[Element data from apps and pages]
((

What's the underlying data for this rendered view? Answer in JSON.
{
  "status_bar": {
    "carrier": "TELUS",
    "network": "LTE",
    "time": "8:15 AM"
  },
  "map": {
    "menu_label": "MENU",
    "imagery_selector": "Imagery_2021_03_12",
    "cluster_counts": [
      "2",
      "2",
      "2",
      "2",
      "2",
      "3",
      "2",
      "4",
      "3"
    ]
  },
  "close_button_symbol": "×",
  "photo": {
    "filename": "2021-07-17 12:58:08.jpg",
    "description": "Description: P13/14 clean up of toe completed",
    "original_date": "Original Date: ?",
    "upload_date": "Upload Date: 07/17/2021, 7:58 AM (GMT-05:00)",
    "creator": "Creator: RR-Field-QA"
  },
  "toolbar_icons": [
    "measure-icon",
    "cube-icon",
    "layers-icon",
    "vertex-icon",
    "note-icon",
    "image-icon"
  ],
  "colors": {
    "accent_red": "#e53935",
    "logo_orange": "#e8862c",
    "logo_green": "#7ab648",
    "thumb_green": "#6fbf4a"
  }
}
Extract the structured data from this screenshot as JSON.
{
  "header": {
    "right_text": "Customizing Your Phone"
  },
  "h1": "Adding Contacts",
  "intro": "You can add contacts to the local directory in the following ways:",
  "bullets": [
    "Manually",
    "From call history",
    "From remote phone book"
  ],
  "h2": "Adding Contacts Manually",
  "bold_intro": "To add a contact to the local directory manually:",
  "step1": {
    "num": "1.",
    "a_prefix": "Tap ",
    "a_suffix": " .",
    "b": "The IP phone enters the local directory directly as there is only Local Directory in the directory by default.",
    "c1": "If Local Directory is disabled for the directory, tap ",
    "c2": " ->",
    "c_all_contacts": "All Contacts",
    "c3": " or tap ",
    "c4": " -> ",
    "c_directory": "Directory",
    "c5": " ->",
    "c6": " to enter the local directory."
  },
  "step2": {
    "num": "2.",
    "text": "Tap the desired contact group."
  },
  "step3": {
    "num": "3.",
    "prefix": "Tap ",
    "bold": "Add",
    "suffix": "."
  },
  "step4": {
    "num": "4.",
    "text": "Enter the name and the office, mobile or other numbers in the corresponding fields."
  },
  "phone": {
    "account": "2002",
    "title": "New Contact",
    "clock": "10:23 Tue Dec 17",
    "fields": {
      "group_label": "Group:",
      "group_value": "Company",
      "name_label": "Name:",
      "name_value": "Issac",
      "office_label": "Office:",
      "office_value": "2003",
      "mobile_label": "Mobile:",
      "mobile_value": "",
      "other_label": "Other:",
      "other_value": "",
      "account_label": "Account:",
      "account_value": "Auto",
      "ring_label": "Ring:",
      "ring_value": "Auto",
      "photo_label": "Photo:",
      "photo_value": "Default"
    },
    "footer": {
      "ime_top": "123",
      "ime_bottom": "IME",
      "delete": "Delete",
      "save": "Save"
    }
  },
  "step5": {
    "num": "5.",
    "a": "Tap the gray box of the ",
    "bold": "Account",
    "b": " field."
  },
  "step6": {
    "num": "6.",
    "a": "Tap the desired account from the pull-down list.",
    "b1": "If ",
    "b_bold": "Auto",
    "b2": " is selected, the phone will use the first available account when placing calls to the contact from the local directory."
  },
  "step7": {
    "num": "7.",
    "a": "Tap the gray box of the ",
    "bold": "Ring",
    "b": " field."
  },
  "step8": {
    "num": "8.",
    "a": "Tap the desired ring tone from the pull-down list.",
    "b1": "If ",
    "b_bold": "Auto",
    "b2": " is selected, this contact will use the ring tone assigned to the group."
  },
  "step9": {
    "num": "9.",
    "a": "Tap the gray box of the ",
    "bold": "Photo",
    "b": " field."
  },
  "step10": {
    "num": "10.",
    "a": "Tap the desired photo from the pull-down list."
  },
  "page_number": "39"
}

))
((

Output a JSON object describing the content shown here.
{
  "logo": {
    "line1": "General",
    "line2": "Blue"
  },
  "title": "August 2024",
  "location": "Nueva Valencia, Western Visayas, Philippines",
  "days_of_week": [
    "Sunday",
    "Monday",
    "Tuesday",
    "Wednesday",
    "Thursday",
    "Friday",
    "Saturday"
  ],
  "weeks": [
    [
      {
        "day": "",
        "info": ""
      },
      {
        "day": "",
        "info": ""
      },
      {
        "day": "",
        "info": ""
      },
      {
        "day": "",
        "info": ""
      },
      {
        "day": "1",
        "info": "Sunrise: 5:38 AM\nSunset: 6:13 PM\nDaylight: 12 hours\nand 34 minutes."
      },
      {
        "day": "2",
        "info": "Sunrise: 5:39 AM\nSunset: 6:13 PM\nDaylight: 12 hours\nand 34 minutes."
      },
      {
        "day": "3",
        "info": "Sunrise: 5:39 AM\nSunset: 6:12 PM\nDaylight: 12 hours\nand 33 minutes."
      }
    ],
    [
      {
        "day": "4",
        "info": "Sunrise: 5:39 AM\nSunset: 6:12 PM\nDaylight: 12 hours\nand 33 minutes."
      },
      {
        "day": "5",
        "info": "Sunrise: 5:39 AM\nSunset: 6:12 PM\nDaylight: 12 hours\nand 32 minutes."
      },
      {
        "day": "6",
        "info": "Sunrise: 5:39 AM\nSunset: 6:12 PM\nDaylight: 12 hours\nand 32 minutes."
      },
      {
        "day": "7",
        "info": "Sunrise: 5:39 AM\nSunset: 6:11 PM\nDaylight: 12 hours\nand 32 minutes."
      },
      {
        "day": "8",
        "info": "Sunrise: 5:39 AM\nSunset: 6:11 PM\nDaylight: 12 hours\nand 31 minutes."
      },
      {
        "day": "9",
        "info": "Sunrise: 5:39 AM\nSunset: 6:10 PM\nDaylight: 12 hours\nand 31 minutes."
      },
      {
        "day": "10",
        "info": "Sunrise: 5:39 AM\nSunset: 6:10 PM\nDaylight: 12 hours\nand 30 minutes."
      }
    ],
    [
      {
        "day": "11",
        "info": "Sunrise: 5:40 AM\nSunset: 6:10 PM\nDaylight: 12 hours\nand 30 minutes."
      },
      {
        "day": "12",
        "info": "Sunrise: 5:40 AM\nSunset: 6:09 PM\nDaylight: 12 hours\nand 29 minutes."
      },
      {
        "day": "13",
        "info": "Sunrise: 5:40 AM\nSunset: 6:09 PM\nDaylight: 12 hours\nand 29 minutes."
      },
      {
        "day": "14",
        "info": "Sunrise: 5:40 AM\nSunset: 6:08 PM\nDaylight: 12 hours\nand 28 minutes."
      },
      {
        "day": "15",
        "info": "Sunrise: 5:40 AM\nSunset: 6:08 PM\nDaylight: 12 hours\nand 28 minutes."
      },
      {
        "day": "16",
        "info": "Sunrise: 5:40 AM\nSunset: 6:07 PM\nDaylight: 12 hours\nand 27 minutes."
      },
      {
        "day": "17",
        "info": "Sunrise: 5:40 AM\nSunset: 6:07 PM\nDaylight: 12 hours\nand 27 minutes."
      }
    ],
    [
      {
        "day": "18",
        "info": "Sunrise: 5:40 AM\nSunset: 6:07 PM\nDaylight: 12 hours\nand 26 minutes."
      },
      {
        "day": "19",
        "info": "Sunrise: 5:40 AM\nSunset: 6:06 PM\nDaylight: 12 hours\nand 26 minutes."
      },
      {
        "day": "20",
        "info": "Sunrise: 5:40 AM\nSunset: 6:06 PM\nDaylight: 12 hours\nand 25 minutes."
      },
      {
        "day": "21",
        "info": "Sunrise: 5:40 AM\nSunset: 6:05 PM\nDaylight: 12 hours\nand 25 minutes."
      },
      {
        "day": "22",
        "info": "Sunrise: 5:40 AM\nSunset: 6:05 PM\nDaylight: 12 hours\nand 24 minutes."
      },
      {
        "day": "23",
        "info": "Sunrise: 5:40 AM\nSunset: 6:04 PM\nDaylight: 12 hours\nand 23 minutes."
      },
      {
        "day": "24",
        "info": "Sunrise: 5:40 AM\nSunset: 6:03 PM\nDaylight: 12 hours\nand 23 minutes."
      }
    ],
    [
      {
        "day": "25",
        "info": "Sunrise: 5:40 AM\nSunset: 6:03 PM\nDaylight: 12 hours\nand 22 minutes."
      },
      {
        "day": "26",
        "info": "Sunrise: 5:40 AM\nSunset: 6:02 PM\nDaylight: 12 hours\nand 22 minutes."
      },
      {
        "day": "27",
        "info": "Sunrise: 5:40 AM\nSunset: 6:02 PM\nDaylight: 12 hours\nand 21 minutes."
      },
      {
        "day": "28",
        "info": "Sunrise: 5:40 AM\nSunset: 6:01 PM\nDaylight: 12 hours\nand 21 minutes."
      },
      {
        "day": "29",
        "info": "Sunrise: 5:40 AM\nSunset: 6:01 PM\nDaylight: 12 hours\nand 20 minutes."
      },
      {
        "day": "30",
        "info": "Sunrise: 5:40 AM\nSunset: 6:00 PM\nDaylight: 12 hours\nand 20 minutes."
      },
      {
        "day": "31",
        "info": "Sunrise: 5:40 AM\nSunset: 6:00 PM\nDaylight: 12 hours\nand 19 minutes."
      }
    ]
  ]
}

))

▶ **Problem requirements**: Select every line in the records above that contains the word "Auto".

▶ **Written solution**:
      "account_value": "Auto",
      "ring_value": "Auto",
    "b_bold": "Auto",
    "b_bold": "Auto",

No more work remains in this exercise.